*** Opening SOURCE MATERIAL ***
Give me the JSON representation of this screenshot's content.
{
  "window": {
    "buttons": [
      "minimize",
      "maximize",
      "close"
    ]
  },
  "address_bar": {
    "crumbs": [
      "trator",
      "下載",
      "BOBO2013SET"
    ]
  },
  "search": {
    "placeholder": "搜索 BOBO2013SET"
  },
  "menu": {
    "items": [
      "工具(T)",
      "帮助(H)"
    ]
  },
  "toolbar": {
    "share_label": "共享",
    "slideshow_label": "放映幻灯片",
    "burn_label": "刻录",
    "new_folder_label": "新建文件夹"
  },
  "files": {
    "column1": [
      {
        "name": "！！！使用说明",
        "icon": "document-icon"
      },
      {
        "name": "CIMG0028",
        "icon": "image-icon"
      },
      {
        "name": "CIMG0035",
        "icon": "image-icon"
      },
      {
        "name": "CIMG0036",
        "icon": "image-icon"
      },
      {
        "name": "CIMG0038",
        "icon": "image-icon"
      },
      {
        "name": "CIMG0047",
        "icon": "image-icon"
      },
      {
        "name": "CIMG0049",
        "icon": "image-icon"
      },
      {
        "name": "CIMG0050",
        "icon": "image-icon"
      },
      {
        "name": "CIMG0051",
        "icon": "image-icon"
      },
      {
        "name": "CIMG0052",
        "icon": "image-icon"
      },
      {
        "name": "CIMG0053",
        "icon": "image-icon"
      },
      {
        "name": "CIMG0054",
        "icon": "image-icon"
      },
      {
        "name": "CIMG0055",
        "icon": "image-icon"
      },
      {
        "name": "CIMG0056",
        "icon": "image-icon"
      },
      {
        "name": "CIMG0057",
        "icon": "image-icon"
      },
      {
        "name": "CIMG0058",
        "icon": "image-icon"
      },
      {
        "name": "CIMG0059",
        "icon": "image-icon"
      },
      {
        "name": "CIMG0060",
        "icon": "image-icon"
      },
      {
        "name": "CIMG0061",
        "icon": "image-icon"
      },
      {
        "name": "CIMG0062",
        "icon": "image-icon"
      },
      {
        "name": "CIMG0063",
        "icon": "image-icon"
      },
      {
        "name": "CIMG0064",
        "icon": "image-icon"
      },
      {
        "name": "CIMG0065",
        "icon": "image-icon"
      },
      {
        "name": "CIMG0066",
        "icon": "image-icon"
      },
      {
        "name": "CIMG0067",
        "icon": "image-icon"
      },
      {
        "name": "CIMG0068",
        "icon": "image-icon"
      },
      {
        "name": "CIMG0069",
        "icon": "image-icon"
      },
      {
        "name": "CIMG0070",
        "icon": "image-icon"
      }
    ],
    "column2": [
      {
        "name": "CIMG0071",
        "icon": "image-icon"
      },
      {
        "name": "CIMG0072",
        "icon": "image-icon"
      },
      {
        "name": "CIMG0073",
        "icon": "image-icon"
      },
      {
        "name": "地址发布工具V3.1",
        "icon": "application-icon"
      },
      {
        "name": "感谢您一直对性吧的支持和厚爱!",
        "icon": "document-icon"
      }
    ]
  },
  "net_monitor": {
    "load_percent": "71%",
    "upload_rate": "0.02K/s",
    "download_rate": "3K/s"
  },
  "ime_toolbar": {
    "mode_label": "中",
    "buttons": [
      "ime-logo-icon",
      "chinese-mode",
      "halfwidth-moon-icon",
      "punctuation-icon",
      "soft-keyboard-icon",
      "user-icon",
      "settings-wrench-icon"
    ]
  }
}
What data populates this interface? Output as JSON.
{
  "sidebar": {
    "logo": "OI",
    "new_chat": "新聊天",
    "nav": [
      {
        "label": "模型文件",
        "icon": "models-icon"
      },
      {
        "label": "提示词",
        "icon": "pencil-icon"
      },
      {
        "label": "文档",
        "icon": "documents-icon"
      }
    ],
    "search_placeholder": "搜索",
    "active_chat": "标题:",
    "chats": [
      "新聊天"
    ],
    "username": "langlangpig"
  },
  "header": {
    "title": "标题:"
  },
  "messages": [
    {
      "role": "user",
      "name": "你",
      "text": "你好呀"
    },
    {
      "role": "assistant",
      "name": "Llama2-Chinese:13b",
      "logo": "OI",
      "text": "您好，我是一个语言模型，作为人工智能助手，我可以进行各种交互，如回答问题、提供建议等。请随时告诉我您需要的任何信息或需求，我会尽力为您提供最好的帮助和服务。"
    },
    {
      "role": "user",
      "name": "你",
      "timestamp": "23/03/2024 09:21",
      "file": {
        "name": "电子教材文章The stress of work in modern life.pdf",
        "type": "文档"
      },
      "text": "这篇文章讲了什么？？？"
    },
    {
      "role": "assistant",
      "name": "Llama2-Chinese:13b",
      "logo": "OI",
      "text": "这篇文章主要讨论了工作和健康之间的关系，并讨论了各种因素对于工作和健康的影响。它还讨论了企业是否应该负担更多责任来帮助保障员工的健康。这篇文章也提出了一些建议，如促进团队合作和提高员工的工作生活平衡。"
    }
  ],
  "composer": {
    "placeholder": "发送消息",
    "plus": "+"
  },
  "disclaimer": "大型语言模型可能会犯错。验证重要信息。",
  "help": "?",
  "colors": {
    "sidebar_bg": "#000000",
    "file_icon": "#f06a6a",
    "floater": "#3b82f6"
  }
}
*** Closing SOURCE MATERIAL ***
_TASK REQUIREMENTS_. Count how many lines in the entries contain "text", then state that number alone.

_SOLUTION FOR THIS PROBLEM_. 4